== WHAT YOU ARE ASKED TO DO ==
Nothing but a number should be written: the count of lines below that contain "intro".

[Excerpts from a dataset]
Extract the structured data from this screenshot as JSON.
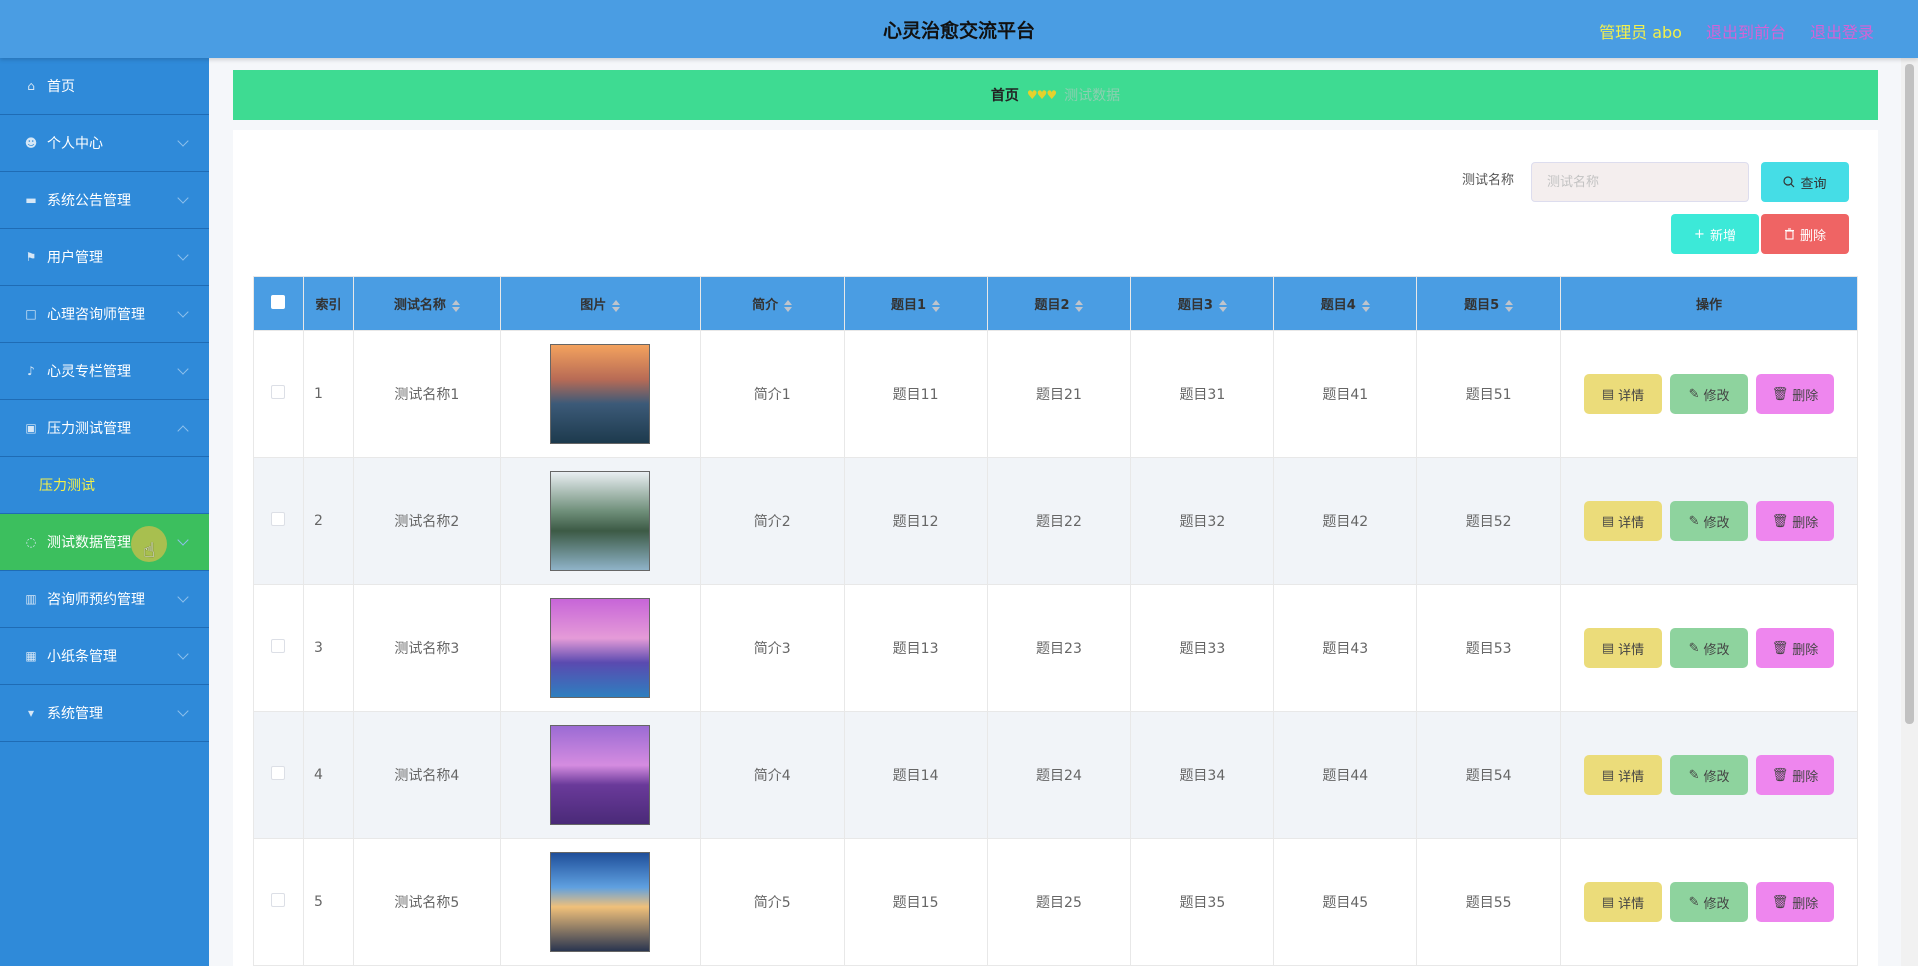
{
  "header": {
    "title": "心灵治愈交流平台",
    "admin_label": "管理员 abo",
    "front_link": "退出到前台",
    "logout_link": "退出登录"
  },
  "sidebar": {
    "items": [
      {
        "label": "首页",
        "icon": "home-icon",
        "glyph": "⌂",
        "expandable": false
      },
      {
        "label": "个人中心",
        "icon": "user-icon",
        "glyph": "☻",
        "expandable": true
      },
      {
        "label": "系统公告管理",
        "icon": "ticket-icon",
        "glyph": "▬",
        "expandable": true
      },
      {
        "label": "用户管理",
        "icon": "flag-icon",
        "glyph": "⚑",
        "expandable": true
      },
      {
        "label": "心理咨询师管理",
        "icon": "square-icon",
        "glyph": "□",
        "expandable": true
      },
      {
        "label": "心灵专栏管理",
        "icon": "microphone-icon",
        "glyph": "♪",
        "expandable": true
      },
      {
        "label": "压力测试管理",
        "icon": "briefcase-icon",
        "glyph": "▣",
        "expandable": true,
        "open": true
      }
    ],
    "sub_item": "压力测试",
    "items_after": [
      {
        "label": "测试数据管理",
        "icon": "loading-icon",
        "glyph": "◌",
        "active": true
      },
      {
        "label": "咨询师预约管理",
        "icon": "bar-chart-icon",
        "glyph": "▥"
      },
      {
        "label": "小纸条管理",
        "icon": "edit-icon",
        "glyph": "▦"
      },
      {
        "label": "系统管理",
        "icon": "trophy-icon",
        "glyph": "▾"
      }
    ]
  },
  "breadcrumb": {
    "home": "首页",
    "separator": "♥♥♥",
    "current": "测试数据"
  },
  "search": {
    "label": "测试名称",
    "placeholder": "测试名称",
    "query_button": "查询"
  },
  "toolbar": {
    "add_button": "新增",
    "delete_button": "删除"
  },
  "table": {
    "columns": [
      "索引",
      "测试名称",
      "图片",
      "简介",
      "题目1",
      "题目2",
      "题目3",
      "题目4",
      "题目5",
      "操作"
    ],
    "rows": [
      {
        "index": "1",
        "name": "测试名称1",
        "intro": "简介1",
        "q1": "题目11",
        "q2": "题目21",
        "q3": "题目31",
        "q4": "题目41",
        "q5": "题目51",
        "thumb": "sunset-harbor"
      },
      {
        "index": "2",
        "name": "测试名称2",
        "intro": "简介2",
        "q1": "题目12",
        "q2": "题目22",
        "q3": "题目32",
        "q4": "题目42",
        "q5": "题目52",
        "thumb": "bridge-mountains"
      },
      {
        "index": "3",
        "name": "测试名称3",
        "intro": "简介3",
        "q1": "题目13",
        "q2": "题目23",
        "q3": "题目33",
        "q4": "题目43",
        "q5": "题目53",
        "thumb": "palm-pool"
      },
      {
        "index": "4",
        "name": "测试名称4",
        "intro": "简介4",
        "q1": "题目14",
        "q2": "题目24",
        "q3": "题目34",
        "q4": "题目44",
        "q5": "题目54",
        "thumb": "purple-sea"
      },
      {
        "index": "5",
        "name": "测试名称5",
        "intro": "简介5",
        "q1": "题目15",
        "q2": "题目25",
        "q3": "题目35",
        "q4": "题目45",
        "q5": "题目55",
        "thumb": "pier-sunset"
      }
    ],
    "actions": {
      "detail": "详情",
      "edit": "修改",
      "delete": "删除"
    }
  },
  "colors": {
    "header": "#4a9de3",
    "sidebar": "#2f8ad9",
    "active_menu": "#3cbf5e",
    "breadcrumb": "#3edb92",
    "detail_button": "#ebdc7a",
    "edit_button": "#8ed39e",
    "delete_button": "#ee86ee"
  }
}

== TASK ANSWER ==
5